**The problem:**
Go through the entries below and work out how many lines include "text"; give only that number.

-----

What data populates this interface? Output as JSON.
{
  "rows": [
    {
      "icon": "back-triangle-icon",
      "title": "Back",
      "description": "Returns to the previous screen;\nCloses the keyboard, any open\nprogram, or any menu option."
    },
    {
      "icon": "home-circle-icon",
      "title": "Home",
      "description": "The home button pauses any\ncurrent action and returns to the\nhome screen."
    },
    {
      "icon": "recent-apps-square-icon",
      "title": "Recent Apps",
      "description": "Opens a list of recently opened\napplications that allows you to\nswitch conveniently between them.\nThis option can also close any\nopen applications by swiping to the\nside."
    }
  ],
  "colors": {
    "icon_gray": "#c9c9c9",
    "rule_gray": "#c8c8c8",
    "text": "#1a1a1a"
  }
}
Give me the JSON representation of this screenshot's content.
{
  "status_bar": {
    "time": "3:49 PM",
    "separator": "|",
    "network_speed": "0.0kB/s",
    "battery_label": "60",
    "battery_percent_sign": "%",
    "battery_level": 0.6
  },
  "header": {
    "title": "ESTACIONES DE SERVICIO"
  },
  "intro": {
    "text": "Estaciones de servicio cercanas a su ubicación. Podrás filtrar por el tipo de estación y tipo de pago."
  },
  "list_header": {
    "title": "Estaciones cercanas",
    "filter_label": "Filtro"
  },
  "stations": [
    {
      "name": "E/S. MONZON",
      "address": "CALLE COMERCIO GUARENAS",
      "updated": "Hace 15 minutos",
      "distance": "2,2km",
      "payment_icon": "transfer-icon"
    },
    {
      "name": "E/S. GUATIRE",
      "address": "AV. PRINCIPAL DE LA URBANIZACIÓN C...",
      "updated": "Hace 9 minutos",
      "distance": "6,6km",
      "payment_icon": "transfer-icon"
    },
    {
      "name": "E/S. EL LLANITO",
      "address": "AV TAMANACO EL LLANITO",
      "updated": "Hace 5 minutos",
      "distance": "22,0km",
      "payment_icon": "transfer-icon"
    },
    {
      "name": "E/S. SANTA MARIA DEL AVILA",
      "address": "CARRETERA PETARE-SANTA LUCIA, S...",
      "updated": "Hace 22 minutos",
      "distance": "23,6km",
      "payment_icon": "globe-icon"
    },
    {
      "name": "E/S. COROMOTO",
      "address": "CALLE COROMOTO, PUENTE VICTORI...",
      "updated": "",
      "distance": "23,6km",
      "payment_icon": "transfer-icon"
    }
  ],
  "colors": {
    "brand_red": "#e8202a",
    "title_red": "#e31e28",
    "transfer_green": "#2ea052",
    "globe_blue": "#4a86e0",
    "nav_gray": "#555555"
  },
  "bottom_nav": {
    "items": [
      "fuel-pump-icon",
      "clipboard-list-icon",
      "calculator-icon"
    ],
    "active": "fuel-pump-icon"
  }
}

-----

**Output below:**
2